The Sound Era - Talking Pictures and Sound Film Technology

Since the invention of the first film techniques, inventors from around the world have strived to create modern systems that could easily record, edit, and playback video and audio recordings. Various types of sound devices were created during the first few decades of film emergence. Still, only some reached the maturity stage acceptable to the film industry or film enthusiasts. One of the most famous early designs of movie sound was created by American inventor and minister Charles Taze Russell who created a lengthy film called “The Photo-Drama of Creation” that was the first to synchronize film scenes with music and dialog successfully. He achieved this by synchronizing movie playback with an independent phonograph reproducing pre-recorded sound on a wax cylinder.

The era of sound films started with the introduction of the Vitaphone, a sound-on-disc system developed by Western Electric Bell Laboratories in New York City and eventually bought by Warner Brothers in 1925. The first major success of this camera and the sound system was “Don Juan,” which featured a synchronized symphonic orchestra music score and sound effects but did not have a voice track. Even though Don Juan was very popular, it did not recoup its high production cost. However, Warner Bros. managed to find success with its next feature.

Photograph demonstrating Vitaphone projection system

The first widespread success of sound movies happened with the late 1927 release of Warner’s “The Jazz Singer,” an 89-minute musical film featuring synchronized dialogue and music. It immediately broke box-office records in the United States, elevated Warner Bros. as one of the major US film studios in New York, and started the revolution of “talkies” movies. Shortly after the success of The Jazz Singer, Warner Bros and most other studios moved their bases of operation to West Coast, establishing the era of Hollywood.

After the success of initial Hollywood sound movies, the entire world slowly started adopting this new age of storytelling. By 1929 all Hollywood movies featured synchronized voices, effects, and music tracks, but outside of America, “talkies” arrived a few years or decades after. Because of Hollywood's lead over all other film industries, they managed to place a firm hold over popular movie culture of the 1st half of the 20th century. Stars such as Katharine Hepburn, Humphrey Bogart, Clark Gable, Greta Garbo, and Shirley Temple promoted sound movies and stylish Hollywood production worldwide. As years went on, filmmakers and actors started extracting more and more from their simple sound setups, enabling the creation of fantastic movies that moved the limits of possible.
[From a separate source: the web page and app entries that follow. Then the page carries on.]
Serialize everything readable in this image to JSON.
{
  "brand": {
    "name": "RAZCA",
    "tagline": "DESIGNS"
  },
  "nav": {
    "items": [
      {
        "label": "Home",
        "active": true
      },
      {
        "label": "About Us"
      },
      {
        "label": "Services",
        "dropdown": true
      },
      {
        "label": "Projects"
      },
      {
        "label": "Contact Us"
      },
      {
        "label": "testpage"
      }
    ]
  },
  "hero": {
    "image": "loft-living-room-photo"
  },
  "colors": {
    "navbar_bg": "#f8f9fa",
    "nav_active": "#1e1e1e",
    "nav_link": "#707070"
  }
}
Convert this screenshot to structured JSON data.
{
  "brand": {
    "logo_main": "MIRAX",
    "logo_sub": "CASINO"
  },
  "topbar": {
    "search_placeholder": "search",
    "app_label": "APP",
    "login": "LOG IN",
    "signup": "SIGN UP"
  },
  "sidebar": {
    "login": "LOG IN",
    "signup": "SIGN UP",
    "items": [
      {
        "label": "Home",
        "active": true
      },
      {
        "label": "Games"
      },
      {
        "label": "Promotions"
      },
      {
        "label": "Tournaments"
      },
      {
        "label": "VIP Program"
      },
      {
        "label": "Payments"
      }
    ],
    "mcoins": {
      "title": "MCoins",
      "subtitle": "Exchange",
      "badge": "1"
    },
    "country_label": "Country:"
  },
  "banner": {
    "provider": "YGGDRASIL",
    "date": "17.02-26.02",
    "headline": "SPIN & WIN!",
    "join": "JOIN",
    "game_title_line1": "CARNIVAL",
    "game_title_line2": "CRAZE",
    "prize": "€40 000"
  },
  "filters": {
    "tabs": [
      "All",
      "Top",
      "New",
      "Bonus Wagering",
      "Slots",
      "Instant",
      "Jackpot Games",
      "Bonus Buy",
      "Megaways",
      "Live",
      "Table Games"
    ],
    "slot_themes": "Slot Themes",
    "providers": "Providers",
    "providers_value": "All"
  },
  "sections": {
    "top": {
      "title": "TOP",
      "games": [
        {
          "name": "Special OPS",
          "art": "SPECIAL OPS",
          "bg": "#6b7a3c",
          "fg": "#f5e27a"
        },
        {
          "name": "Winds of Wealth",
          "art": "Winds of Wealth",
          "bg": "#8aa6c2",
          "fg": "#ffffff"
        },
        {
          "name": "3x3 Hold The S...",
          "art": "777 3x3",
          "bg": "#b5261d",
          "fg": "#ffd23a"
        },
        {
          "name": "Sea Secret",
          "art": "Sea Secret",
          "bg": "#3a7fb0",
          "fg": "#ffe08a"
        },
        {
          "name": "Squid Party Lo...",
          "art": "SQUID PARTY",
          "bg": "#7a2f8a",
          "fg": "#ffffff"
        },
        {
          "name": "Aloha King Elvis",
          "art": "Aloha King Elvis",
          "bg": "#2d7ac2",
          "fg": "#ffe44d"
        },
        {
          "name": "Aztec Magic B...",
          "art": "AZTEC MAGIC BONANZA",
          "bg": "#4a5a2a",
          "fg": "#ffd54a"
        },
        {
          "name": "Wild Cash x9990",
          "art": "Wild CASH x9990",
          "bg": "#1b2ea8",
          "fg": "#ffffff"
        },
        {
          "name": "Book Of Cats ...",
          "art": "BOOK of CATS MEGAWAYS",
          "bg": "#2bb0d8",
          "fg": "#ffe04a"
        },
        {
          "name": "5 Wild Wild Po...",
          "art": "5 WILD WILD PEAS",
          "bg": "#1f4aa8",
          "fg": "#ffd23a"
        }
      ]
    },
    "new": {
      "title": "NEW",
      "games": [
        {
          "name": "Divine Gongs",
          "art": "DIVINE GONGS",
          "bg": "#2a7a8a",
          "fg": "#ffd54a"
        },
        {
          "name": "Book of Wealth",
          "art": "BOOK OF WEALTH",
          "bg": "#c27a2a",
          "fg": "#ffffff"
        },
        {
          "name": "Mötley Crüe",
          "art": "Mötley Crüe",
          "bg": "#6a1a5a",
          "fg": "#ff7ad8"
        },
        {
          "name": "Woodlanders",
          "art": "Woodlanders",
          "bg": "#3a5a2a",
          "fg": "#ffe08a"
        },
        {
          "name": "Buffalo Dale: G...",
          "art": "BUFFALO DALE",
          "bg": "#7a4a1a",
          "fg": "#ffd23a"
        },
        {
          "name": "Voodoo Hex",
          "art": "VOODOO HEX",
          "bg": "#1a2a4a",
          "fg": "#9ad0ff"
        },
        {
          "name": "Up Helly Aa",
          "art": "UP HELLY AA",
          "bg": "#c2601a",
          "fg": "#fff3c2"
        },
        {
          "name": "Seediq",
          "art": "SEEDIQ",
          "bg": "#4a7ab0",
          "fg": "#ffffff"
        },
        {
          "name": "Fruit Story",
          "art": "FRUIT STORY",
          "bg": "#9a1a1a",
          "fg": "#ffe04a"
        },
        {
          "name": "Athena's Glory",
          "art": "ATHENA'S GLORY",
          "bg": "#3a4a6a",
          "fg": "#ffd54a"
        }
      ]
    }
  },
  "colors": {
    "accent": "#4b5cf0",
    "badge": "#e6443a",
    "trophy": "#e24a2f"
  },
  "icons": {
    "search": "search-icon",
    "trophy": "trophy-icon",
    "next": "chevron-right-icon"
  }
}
This rise in sound quality and overall changes in the way movies were being produced can be seen in Alfred Hitchcock with Blackmail (the first British sound film), Hollywood musicals of the 1930s, the rise of Universal Pictures' gothic horror films Frankenstein and Dracula, 1933 monster film King Kong, gangster movies, comedies, animated films and cult classics such as The Wizard of Oz and Gone With The Wind. All of them were created before the start of WW2, which moved filmmaking into the era of war propaganda, and new genres that were fueled by classics such as Citizen Kane (1941), Bambi (1942), Casablanca (1942), It's a Wonderful Life (1946) and others.

Photograph demonstrating Vitaphone projection system
Poster for movie Show Girl in Hollywood
Photograph demonstrating Vitaphone projection system
Poster for movie Show Girl in Hollywood
US Window Card for Blackmail featuring Anny Ondra
Poster featuring Sarah Bernhardt
Publicity photograph for the film Alam Ara featuring star Zubeida
Photoplay Cover featuring star Norma Talmadge
Phonofilm - Newspaper advertisement
Don Juan Poster
Publicity photograph for movie
Publicity photograph for the filmThe Barker